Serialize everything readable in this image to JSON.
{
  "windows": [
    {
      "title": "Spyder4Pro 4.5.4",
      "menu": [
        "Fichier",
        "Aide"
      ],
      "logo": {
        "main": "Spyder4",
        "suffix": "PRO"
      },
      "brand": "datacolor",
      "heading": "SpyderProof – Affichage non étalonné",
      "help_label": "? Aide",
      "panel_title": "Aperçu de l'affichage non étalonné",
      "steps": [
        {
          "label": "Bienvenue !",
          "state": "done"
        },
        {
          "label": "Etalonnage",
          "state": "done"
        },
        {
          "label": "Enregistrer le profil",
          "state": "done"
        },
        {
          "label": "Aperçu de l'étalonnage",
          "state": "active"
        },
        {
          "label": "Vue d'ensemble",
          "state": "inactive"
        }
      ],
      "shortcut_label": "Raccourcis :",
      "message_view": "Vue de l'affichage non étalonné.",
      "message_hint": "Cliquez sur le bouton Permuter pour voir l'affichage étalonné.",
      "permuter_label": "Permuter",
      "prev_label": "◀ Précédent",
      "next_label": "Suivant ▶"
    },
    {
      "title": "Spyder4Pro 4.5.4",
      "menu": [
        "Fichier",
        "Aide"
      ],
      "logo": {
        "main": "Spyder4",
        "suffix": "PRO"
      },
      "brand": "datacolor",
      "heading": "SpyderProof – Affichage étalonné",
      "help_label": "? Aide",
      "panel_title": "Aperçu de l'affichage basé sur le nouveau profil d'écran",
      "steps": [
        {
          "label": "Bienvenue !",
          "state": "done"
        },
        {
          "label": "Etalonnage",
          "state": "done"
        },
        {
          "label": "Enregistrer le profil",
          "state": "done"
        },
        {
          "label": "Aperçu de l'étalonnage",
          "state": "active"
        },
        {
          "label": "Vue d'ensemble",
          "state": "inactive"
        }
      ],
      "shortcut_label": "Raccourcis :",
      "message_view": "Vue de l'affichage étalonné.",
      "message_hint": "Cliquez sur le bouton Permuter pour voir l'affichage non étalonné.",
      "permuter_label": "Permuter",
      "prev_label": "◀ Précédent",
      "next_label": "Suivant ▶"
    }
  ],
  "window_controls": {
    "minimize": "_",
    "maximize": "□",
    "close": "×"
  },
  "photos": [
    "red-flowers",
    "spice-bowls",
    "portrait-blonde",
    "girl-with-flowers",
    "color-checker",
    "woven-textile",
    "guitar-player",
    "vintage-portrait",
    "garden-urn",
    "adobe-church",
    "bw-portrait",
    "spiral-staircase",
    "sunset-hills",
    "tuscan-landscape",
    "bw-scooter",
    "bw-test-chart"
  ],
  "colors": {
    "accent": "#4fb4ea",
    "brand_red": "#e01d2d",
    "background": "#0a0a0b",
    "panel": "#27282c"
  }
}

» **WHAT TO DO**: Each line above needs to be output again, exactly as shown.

» **EXERCISE OUTPUT**:
Serialize everything readable in this image to JSON.
{
  "windows": [
    {
      "title": "Spyder4Pro 4.5.4",
      "menu": [
        "Fichier",
        "Aide"
      ],
      "logo": {
        "main": "Spyder4",
        "suffix": "PRO"
      },
      "brand": "datacolor",
      "heading": "SpyderProof – Affichage non étalonné",
      "help_label": "? Aide",
      "panel_title": "Aperçu de l'affichage non étalonné",
      "steps": [
        {
          "label": "Bienvenue !",
          "state": "done"
        },
        {
          "label": "Etalonnage",
          "state": "done"
        },
        {
          "label": "Enregistrer le profil",
          "state": "done"
        },
        {
          "label": "Aperçu de l'étalonnage",
          "state": "active"
        },
        {
          "label": "Vue d'ensemble",
          "state": "inactive"
        }
      ],
      "shortcut_label": "Raccourcis :",
      "message_view": "Vue de l'affichage non étalonné.",
      "message_hint": "Cliquez sur le bouton Permuter pour voir l'affichage étalonné.",
      "permuter_label": "Permuter",
      "prev_label": "◀ Précédent",
      "next_label": "Suivant ▶"
    },
    {
      "title": "Spyder4Pro 4.5.4",
      "menu": [
        "Fichier",
        "Aide"
      ],
      "logo": {
        "main": "Spyder4",
        "suffix": "PRO"
      },
      "brand": "datacolor",
      "heading": "SpyderProof – Affichage étalonné",
      "help_label": "? Aide",
      "panel_title": "Aperçu de l'affichage basé sur le nouveau profil d'écran",
      "steps": [
        {
          "label": "Bienvenue !",
          "state": "done"
        },
        {
          "label": "Etalonnage",
          "state": "done"
        },
        {
          "label": "Enregistrer le profil",
          "state": "done"
        },
        {
          "label": "Aperçu de l'étalonnage",
          "state": "active"
        },
        {
          "label": "Vue d'ensemble",
          "state": "inactive"
        }
      ],
      "shortcut_label": "Raccourcis :",
      "message_view": "Vue de l'affichage étalonné.",
      "message_hint": "Cliquez sur le bouton Permuter pour voir l'affichage non étalonné.",
      "permuter_label": "Permuter",
      "prev_label": "◀ Précédent",
      "next_label": "Suivant ▶"
    }
  ],
  "window_controls": {
    "minimize": "_",
    "maximize": "□",
    "close": "×"
  },
  "photos": [
    "red-flowers",
    "spice-bowls",
    "portrait-blonde",
    "girl-with-flowers",
    "color-checker",
    "woven-textile",
    "guitar-player",
    "vintage-portrait",
    "garden-urn",
    "adobe-church",
    "bw-portrait",
    "spiral-staircase",
    "sunset-hills",
    "tuscan-landscape",
    "bw-scooter",
    "bw-test-chart"
  ],
  "colors": {
    "accent": "#4fb4ea",
    "brand_red": "#e01d2d",
    "background": "#0a0a0b",
    "panel": "#27282c"
  }
}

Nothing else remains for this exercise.